Winning piece of Other Words: Flash Fiction Contest

Creative Voices

By Russell Schmitt / Contributor || Edited by Jacopo Menichincheri

Canone waded through the brackish water. The ends of her well- kept hair-more blue than the sky itself- dragged through the water. She didn’t mind, tales passed down argue that the mildly salty water of the shallows kept one’s ends from fraying and splitting anyways. Canone was not gliding through the water with her usual grace, for an archerfish had angered her the day before. In retaliation she settled for being unpleasant to swim near today. Sand and mud oozed through her toes with every step, a comforting feeling. The young nixie approached a mangrove tree far larger than any other in the shallows. Canone weaved her arms through the elevated roots of the tree and rested her forehead upon its rough bark. She held tight to the roots, “I miss you Kala”. Her words were soft. Even amid silence her broken voice did not travel. The large mangrove tree swayed in the wind as if responding to Canone’s gentle embrace. A large smile crossed Canone’s face,  “Thank you Kala”. She planted a kiss upon the large mangrove tree and detached from its mangled roots. The rough bark left imprints in her delicate skin. Canone sang as she waded back through the shallows. 

“The noble nix 




She travels far 

She travels high 

Looking for a place that is nigh” 

The song had been passed down through her family for generations. Canone never thought it would be about her. She passed hundreds of mangrove trees as she approached the shallow bed. Some were larger, some more colorful and some sturdier. Climbing out of the water, Canone looked back at the shallows, I always thought I’d lay here one day. Canone was meant to pass down her legacy, raise the next generation of nixies and then rest in the shallows as all nixies before her had done, but there was no next generation to raise. She was the last nixie in all the shallows. Canone’s tiny body let out a heavy sigh. She did not revel in the idea of having to leave her home, yet such was the destiny of a lone nixie. Canone already knew where she would go, Thashen. It was the colony closest to the shallows, and Kala had taken her there a few times when she was still a ‘ling so she knew the way. Somewhat. Canone steeled her expression as s looked back at the shallows-at her home-one last time. “Goodbye” she sniveled, turning away briskly, holding back her tears. Canone took a deep breath, she could feel the air course through her, swirling and howling within her lungs as if she were brewing a storm in her very body. Not yet. Just 5 more beats. Canone’s heart thumped loudly in her chest, it was the only thing she could hear. The only thing she could focus on. 

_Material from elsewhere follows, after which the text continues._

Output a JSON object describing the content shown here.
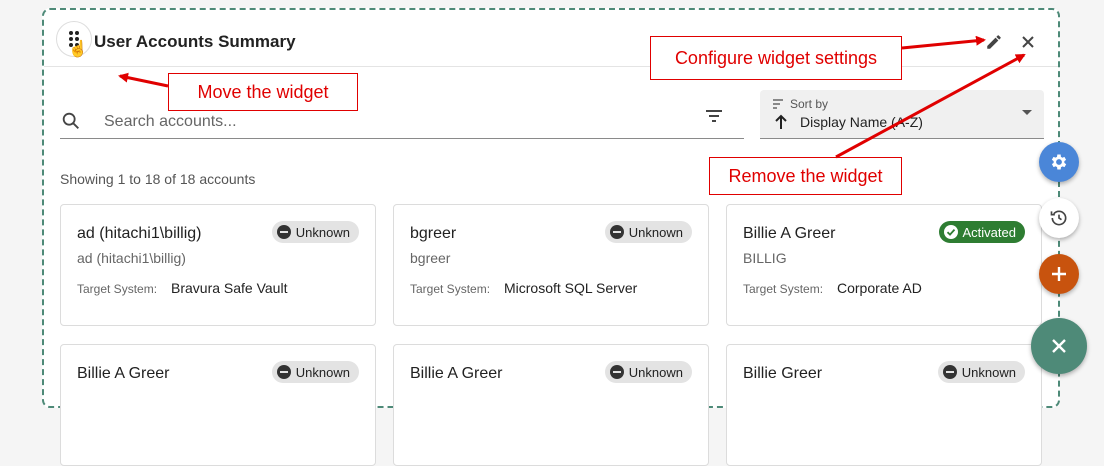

Canone’s blue hair started to glow. 


Her cheeks turned red as she struggled to hold her breath, the storm inside her stomach howling at her throat. 


I can’t do it. I can’t do it. She wrapped her fingers into fists squeezing as hard as she could. Anything to push the pain away. 


She could feel every beat in slow-motion, it was as if she looked away, focused on anything else, her heart would burst straight out of her chest. Her stomach was lurching and tumbling as the storm grew, it took every ounce of her strength to not give in to the storm. 


Canone let out the storm in a bellowing scream. The whole forest shook in her wake. Leaves fell like rain all around her as the vibrations traveled further and further. Canone stood tall, stretching out her back. She was proud of herself. The glow in her hair disappeared. 

“They’re sure to hear that all the way in Thashen” she smirked. A shadow cast over her short  figure. Canone looked up to see a large pink bird standing over her.  

“Raina! Finally.” She gave the flamingo a scoff. 

The bird nuzzled her cheek then wrapped his long neck around her legs and flung Canone atop his back. She stroked Raina’s feathers and clicked at him with her tongue.  

“Left,” she whispered. 

Raina took off. She continued to guide him through the forest with an occasional whisper which was always followed by him taking a sharp turn and Canone gripping to his feathers for leverage. She tried to explain to him he didn’t have to do that, though it seemed he particularly liked to see her struggle. Canone could see a small clearing past Raina’s head. Thashen. Raina ran right through it. The small clearing opened into a massive lake, almost ten times the size of the shallows. The water was barely visible through the mangrove trees.

This work was written in connection to the Other Words series of meetings with international authors organized by the Department of English to discuss their relationship to English and American Literature.